Give a single number in reply. It is the count of lines below that contain the string "Name".

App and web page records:
§ §
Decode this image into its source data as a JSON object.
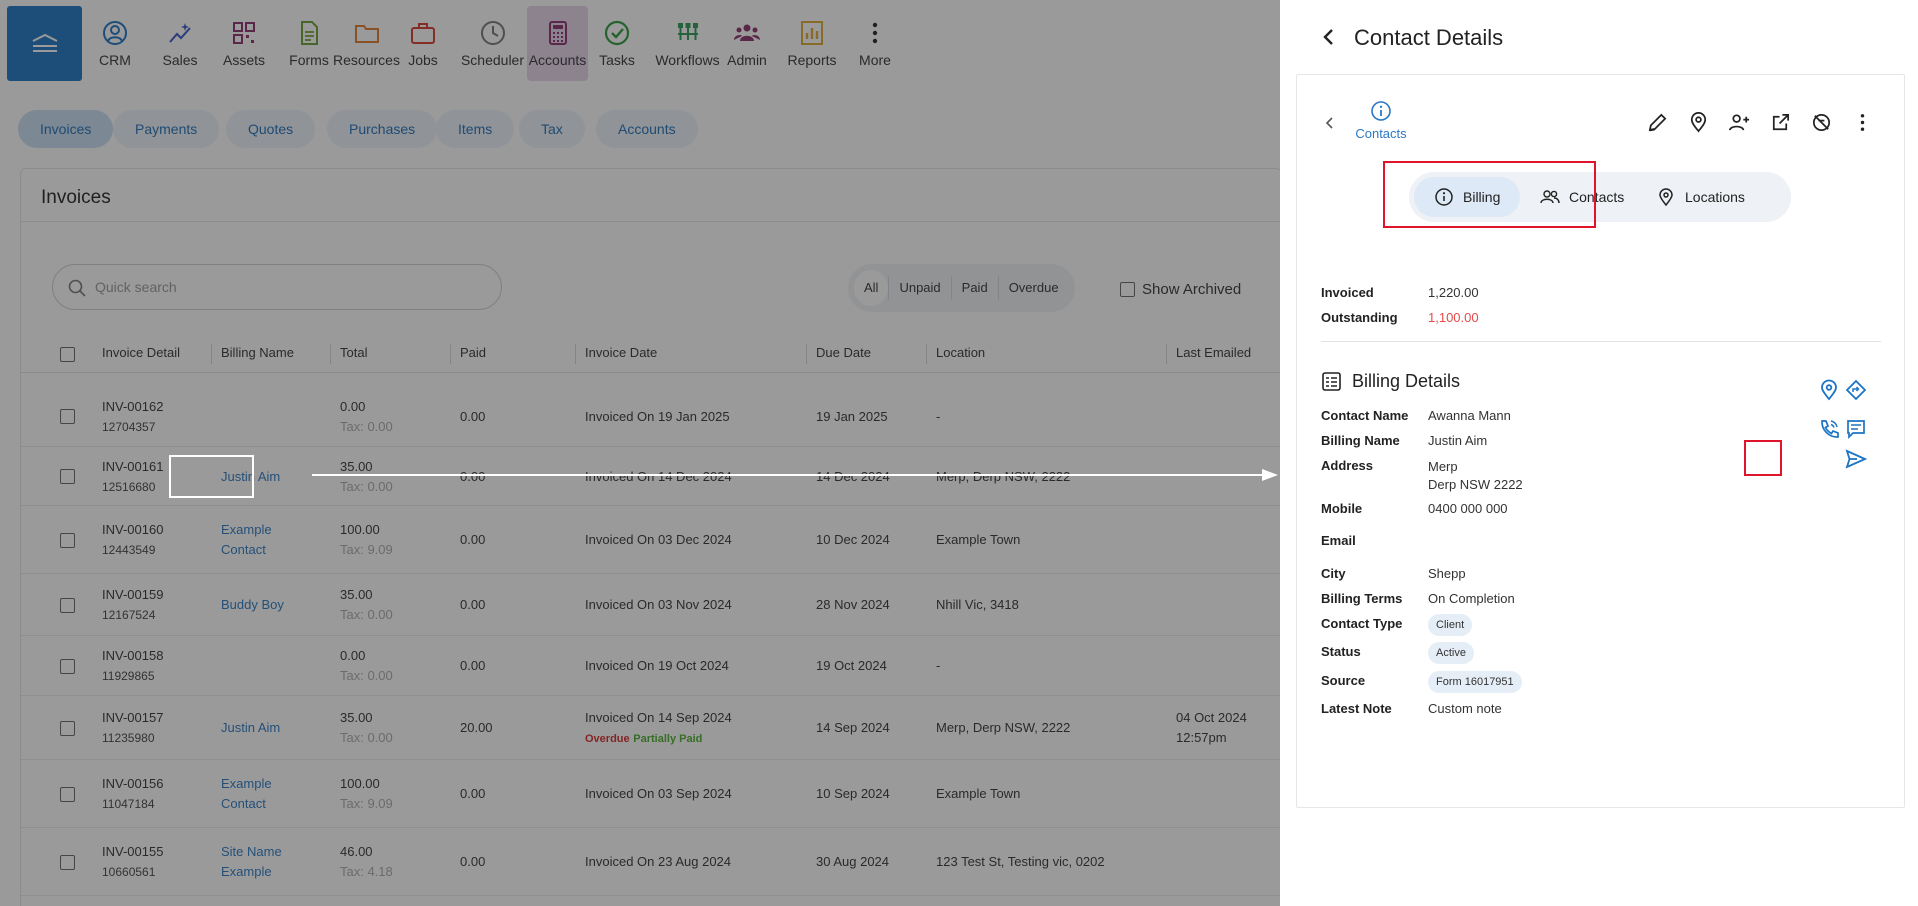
{
  "nav": {
    "items": [
      {
        "label": "CRM",
        "icon": "user-circle-icon",
        "color": "#1d74c4"
      },
      {
        "label": "Sales",
        "icon": "sparkle-chart-icon",
        "color": "#3a52c8"
      },
      {
        "label": "Assets",
        "icon": "qr-code-icon",
        "color": "#8a2f6e"
      },
      {
        "label": "Forms",
        "icon": "document-icon",
        "color": "#6aa12e"
      },
      {
        "label": "Resources",
        "icon": "folder-icon",
        "color": "#e07a2c"
      },
      {
        "label": "Jobs",
        "icon": "briefcase-icon",
        "color": "#d83a2a"
      },
      {
        "label": "Scheduler",
        "icon": "clock-icon",
        "color": "#777777"
      },
      {
        "label": "Accounts",
        "icon": "calculator-icon",
        "color": "#8a2f6e"
      },
      {
        "label": "Tasks",
        "icon": "check-circle-icon",
        "color": "#2a9a3a"
      },
      {
        "label": "Workflows",
        "icon": "workflow-icon",
        "color": "#2a9a55"
      },
      {
        "label": "Admin",
        "icon": "users-icon",
        "color": "#8a2f6e"
      },
      {
        "label": "Reports",
        "icon": "bar-chart-icon",
        "color": "#e0a82c"
      },
      {
        "label": "More",
        "icon": "more-vertical-icon",
        "color": "#222222"
      }
    ]
  },
  "subtabs": [
    "Invoices",
    "Payments",
    "Quotes",
    "Purchases",
    "Items",
    "Tax",
    "Accounts"
  ],
  "invoices": {
    "title": "Invoices",
    "search_placeholder": "Quick search",
    "filters": [
      "All",
      "Unpaid",
      "Paid",
      "Overdue"
    ],
    "show_archived": "Show Archived",
    "columns": [
      "Invoice Detail",
      "Billing Name",
      "Total",
      "Paid",
      "Invoice Date",
      "Due Date",
      "Location",
      "Last Emailed"
    ],
    "rows": [
      {
        "number": "INV-00162",
        "id": "12704357",
        "billing": [],
        "total": "0.00",
        "tax": "Tax: 0.00",
        "paid": "0.00",
        "date": "Invoiced On 19 Jan 2025",
        "overdue": "",
        "partial": "",
        "due": "19 Jan 2025",
        "location": "-",
        "emailed": [],
        "highlighted": false
      },
      {
        "number": "INV-00161",
        "id": "12516680",
        "billing": [
          "Justin Aim"
        ],
        "total": "35.00",
        "tax": "Tax: 0.00",
        "paid": "0.00",
        "date": "Invoiced On 14 Dec 2024",
        "overdue": "",
        "partial": "",
        "due": "14 Dec 2024",
        "location": "Merp, Derp NSW, 2222",
        "emailed": [],
        "highlighted": true
      },
      {
        "number": "INV-00160",
        "id": "12443549",
        "billing": [
          "Example",
          "Contact"
        ],
        "total": "100.00",
        "tax": "Tax: 9.09",
        "paid": "0.00",
        "date": "Invoiced On 03 Dec 2024",
        "overdue": "",
        "partial": "",
        "due": "10 Dec 2024",
        "location": "Example Town",
        "emailed": [],
        "highlighted": false
      },
      {
        "number": "INV-00159",
        "id": "12167524",
        "billing": [
          "Buddy Boy"
        ],
        "total": "35.00",
        "tax": "Tax: 0.00",
        "paid": "0.00",
        "date": "Invoiced On 03 Nov 2024",
        "overdue": "",
        "partial": "",
        "due": "28 Nov 2024",
        "location": "Nhill Vic, 3418",
        "emailed": [],
        "highlighted": false
      },
      {
        "number": "INV-00158",
        "id": "11929865",
        "billing": [],
        "total": "0.00",
        "tax": "Tax: 0.00",
        "paid": "0.00",
        "date": "Invoiced On 19 Oct 2024",
        "overdue": "",
        "partial": "",
        "due": "19 Oct 2024",
        "location": "-",
        "emailed": [],
        "highlighted": false
      },
      {
        "number": "INV-00157",
        "id": "11235980",
        "billing": [
          "Justin Aim"
        ],
        "total": "35.00",
        "tax": "Tax: 0.00",
        "paid": "20.00",
        "date": "Invoiced On 14 Sep 2024",
        "overdue": "Overdue",
        "partial": "Partially Paid",
        "due": "14 Sep 2024",
        "location": "Merp, Derp NSW, 2222",
        "emailed": [
          "04 Oct 2024",
          "12:57pm"
        ],
        "highlighted": false
      },
      {
        "number": "INV-00156",
        "id": "11047184",
        "billing": [
          "Example",
          "Contact"
        ],
        "total": "100.00",
        "tax": "Tax: 9.09",
        "paid": "0.00",
        "date": "Invoiced On 03 Sep 2024",
        "overdue": "",
        "partial": "",
        "due": "10 Sep 2024",
        "location": "Example Town",
        "emailed": [],
        "highlighted": false
      },
      {
        "number": "INV-00155",
        "id": "10660561",
        "billing": [
          "Site Name",
          "Example"
        ],
        "total": "46.00",
        "tax": "Tax: 4.18",
        "paid": "0.00",
        "date": "Invoiced On 23 Aug 2024",
        "overdue": "",
        "partial": "",
        "due": "30 Aug 2024",
        "location": "123 Test St, Testing vic, 0202",
        "emailed": [],
        "highlighted": false
      }
    ]
  },
  "panel": {
    "title": "Contact Details",
    "crumb": "Contacts",
    "tabs": [
      {
        "label": "Billing",
        "icon": "info-icon"
      },
      {
        "label": "Contacts",
        "icon": "users-icon"
      },
      {
        "label": "Locations",
        "icon": "map-pin-icon"
      }
    ],
    "summary": [
      {
        "label": "Invoiced",
        "value": "1,220.00",
        "color": "#333333"
      },
      {
        "label": "Outstanding",
        "value": "1,100.00",
        "color": "#e84a4a"
      }
    ],
    "billing_title": "Billing Details",
    "details": [
      {
        "label": "Contact Name",
        "value": [
          "Awanna Mann"
        ],
        "chip": false
      },
      {
        "label": "Billing Name",
        "value": [
          "Justin Aim"
        ],
        "chip": false
      },
      {
        "label": "Address",
        "value": [
          "Merp",
          "Derp NSW 2222"
        ],
        "chip": false
      },
      {
        "label": "Mobile",
        "value": [
          "0400 000 000"
        ],
        "chip": false
      },
      {
        "label": "Email",
        "value": [],
        "chip": false
      },
      {
        "label": "City",
        "value": [
          "Shepp"
        ],
        "chip": false
      },
      {
        "label": "Billing Terms",
        "value": [
          "On Completion"
        ],
        "chip": false
      },
      {
        "label": "Contact Type",
        "value": [
          "Client"
        ],
        "chip": true
      },
      {
        "label": "Status",
        "value": [
          "Active"
        ],
        "chip": true
      },
      {
        "label": "Source",
        "value": [
          "Form 16017951"
        ],
        "chip": true
      },
      {
        "label": "Latest Note",
        "value": [
          "Custom note"
        ],
        "chip": false
      }
    ]
  },
  "colors": {
    "accent": "#1d74c4",
    "link": "#2a78c4",
    "highlight": "#e0142a"
  }
}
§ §
**EXERCISE SOLUTION:**
4